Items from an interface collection
▽

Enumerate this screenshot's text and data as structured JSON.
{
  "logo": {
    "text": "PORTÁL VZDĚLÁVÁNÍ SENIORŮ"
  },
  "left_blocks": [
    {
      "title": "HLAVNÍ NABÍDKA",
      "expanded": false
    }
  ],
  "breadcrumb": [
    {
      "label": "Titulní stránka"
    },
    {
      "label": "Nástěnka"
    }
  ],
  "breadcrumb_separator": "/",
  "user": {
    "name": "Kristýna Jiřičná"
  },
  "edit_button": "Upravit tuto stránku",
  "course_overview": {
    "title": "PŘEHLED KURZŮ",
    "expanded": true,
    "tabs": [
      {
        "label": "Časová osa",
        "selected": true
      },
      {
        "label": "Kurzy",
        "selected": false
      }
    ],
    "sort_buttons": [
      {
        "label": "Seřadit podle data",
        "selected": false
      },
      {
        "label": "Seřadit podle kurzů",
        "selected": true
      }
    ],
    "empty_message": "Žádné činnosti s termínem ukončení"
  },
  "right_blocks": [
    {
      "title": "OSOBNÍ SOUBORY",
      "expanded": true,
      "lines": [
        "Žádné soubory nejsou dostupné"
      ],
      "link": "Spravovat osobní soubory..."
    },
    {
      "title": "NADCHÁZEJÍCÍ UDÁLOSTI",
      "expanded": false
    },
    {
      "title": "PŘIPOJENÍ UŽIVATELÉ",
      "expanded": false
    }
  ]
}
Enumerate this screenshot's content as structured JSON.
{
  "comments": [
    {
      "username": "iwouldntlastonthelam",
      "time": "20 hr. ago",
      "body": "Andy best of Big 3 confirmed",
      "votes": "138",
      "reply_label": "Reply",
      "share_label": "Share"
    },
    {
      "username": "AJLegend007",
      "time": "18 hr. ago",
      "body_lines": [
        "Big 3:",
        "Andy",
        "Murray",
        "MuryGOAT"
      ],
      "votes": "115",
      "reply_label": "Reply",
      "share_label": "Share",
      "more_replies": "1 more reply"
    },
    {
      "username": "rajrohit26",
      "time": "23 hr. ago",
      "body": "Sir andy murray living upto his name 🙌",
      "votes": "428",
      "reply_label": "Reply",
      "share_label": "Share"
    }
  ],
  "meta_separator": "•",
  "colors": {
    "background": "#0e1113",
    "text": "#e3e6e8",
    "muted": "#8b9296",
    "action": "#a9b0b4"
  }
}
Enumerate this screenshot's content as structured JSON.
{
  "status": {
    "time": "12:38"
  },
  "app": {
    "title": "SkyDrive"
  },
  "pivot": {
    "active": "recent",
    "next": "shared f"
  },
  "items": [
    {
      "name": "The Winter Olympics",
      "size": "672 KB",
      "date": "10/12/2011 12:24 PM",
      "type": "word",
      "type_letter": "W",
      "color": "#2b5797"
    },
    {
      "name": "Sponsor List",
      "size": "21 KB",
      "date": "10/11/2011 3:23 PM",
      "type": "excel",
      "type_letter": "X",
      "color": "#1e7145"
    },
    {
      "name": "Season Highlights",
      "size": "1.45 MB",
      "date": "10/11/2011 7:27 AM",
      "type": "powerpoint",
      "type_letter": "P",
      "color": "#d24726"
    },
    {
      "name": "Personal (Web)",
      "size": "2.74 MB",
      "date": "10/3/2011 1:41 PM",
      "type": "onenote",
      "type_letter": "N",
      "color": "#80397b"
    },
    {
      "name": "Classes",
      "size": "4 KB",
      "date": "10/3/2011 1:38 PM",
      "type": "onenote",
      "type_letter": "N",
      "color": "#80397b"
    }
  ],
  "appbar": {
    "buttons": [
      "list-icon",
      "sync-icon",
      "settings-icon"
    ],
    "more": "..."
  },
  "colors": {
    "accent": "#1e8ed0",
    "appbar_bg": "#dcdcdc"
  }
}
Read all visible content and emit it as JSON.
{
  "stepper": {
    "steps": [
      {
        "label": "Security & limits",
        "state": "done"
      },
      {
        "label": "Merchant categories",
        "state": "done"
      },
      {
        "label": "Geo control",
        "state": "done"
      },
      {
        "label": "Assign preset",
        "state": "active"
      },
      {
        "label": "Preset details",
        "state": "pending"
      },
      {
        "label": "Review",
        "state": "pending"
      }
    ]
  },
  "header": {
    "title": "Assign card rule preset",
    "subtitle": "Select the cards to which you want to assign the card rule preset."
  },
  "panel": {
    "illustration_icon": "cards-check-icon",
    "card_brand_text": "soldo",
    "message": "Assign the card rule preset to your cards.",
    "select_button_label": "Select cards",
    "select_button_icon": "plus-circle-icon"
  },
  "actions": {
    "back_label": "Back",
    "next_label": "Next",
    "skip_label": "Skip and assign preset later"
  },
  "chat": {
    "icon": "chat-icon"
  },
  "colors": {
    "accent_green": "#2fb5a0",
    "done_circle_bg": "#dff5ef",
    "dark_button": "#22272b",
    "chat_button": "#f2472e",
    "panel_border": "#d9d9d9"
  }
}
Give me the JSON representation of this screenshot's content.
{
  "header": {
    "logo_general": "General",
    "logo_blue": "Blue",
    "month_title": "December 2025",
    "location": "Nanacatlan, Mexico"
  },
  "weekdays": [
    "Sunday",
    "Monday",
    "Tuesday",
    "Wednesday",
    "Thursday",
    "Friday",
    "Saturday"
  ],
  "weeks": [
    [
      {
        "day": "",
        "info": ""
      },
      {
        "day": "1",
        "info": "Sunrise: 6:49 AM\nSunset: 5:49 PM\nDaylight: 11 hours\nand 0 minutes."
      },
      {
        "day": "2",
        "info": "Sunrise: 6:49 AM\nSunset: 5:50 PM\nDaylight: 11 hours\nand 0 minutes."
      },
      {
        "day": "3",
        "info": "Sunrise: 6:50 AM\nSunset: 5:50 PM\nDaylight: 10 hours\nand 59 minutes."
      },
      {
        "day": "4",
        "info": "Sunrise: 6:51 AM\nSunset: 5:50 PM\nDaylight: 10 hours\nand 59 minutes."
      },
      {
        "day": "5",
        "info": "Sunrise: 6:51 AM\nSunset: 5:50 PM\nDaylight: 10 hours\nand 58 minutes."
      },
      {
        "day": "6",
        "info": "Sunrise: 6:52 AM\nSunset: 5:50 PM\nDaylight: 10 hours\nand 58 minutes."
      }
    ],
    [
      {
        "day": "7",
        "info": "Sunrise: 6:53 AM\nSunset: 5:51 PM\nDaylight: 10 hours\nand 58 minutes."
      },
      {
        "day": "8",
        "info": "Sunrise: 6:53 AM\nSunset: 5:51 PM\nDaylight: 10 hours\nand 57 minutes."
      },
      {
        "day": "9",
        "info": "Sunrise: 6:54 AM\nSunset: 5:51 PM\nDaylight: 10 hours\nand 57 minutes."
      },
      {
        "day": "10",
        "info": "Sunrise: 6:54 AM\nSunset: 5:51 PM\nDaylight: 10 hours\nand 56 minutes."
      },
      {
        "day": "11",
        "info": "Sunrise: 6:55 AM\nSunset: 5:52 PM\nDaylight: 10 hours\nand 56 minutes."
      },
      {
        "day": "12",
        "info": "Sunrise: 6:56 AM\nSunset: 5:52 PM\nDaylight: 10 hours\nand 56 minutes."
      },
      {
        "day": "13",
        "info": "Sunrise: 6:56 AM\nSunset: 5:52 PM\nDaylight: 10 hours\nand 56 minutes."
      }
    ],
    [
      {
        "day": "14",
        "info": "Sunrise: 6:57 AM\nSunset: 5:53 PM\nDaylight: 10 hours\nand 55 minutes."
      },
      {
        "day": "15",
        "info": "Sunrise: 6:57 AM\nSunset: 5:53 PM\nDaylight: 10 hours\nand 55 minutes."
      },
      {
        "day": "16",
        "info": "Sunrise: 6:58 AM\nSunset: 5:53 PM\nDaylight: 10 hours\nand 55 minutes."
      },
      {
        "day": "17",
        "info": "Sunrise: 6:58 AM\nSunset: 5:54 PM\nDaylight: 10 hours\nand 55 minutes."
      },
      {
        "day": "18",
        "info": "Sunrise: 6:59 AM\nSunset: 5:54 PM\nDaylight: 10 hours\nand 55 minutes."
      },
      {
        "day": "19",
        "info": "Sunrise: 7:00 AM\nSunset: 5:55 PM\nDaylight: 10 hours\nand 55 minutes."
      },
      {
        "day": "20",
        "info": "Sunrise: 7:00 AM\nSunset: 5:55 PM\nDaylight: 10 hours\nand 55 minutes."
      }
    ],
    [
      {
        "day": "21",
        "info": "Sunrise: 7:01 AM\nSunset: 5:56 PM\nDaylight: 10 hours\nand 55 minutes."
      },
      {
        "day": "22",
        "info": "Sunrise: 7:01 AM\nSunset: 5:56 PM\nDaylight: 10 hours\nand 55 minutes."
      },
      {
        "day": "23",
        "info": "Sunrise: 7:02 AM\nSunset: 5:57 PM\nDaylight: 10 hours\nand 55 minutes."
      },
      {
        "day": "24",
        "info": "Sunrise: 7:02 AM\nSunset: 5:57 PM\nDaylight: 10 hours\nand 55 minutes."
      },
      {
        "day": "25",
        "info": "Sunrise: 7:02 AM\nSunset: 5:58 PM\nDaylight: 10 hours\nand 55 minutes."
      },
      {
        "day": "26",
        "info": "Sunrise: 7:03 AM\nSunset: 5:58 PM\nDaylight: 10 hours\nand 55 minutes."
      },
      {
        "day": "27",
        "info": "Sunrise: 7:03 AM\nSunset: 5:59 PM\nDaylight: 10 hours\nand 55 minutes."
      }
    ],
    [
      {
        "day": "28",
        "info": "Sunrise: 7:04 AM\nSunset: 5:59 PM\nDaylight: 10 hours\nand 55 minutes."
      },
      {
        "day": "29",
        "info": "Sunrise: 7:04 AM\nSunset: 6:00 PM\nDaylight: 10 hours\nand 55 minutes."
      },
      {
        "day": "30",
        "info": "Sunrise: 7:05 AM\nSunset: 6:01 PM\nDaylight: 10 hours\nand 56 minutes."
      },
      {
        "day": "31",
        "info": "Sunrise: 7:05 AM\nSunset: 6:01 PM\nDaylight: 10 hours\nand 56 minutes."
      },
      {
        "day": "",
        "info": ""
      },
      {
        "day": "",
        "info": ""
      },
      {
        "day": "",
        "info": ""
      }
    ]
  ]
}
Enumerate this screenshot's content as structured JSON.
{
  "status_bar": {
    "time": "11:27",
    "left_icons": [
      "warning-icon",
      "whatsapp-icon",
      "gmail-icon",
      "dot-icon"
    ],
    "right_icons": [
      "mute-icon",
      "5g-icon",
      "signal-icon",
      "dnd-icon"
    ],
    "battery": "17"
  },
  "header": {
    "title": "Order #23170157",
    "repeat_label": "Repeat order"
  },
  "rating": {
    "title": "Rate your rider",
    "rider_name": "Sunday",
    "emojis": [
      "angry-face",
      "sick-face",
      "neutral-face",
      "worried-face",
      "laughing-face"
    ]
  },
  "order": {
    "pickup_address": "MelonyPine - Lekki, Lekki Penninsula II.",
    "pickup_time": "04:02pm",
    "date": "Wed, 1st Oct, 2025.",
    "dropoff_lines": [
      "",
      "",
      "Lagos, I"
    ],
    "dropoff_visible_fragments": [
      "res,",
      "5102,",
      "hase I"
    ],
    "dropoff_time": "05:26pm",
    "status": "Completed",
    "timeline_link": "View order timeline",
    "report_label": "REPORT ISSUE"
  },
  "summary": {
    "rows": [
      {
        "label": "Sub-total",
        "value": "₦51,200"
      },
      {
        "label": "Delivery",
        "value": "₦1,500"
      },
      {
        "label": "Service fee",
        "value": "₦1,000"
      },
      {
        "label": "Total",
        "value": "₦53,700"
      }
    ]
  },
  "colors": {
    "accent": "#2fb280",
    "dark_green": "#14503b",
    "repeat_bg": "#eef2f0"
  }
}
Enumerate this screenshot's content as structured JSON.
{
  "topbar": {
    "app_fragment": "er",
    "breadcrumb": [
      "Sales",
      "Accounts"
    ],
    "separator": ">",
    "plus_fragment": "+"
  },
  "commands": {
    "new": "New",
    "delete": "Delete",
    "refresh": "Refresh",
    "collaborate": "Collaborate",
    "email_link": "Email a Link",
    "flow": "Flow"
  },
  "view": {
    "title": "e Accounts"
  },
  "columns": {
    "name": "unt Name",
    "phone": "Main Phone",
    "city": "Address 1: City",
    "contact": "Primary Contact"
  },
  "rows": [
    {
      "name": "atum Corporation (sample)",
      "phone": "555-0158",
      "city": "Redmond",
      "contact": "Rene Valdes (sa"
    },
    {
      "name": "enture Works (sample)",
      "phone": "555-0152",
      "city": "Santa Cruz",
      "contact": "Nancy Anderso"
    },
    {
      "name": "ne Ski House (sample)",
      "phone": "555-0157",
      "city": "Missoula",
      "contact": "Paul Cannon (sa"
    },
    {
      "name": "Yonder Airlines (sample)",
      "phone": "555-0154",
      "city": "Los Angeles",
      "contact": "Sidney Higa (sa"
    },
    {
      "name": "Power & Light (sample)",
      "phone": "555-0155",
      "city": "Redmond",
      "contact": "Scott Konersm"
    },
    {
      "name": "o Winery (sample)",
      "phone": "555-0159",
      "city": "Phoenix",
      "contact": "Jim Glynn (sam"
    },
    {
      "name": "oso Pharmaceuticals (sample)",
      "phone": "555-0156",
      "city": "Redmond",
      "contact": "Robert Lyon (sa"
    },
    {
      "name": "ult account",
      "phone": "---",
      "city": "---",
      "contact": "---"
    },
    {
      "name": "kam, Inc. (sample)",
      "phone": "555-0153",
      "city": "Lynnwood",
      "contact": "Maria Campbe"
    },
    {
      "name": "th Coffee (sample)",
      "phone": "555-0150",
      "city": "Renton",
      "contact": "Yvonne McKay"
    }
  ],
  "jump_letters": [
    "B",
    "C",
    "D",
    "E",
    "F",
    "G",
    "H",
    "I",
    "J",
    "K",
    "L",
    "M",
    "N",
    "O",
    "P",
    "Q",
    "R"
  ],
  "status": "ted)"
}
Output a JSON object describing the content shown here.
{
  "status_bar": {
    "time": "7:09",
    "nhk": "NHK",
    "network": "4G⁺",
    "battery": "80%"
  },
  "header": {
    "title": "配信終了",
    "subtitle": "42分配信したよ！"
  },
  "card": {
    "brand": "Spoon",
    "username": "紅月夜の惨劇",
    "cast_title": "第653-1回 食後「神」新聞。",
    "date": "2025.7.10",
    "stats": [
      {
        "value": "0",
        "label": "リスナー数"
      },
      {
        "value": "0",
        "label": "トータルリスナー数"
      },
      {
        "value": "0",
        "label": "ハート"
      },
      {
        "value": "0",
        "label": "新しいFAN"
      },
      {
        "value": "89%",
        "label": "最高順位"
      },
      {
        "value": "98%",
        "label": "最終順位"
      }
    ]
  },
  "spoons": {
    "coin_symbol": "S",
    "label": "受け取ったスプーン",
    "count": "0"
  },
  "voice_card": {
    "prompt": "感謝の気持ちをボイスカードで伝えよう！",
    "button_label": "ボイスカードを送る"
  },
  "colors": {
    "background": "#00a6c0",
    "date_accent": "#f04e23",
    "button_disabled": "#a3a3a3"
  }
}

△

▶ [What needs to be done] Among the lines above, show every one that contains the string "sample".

▶ [Answer area]
      "name": "atum Corporation (sample)",
      "name": "enture Works (sample)",
      "name": "ne Ski House (sample)",
      "name": "Yonder Airlines (sample)",
      "name": "Power & Light (sample)",
      "name": "o Winery (sample)",
      "name": "oso Pharmaceuticals (sample)",
      "name": "kam, Inc. (sample)",
      "name": "th Coffee (sample)",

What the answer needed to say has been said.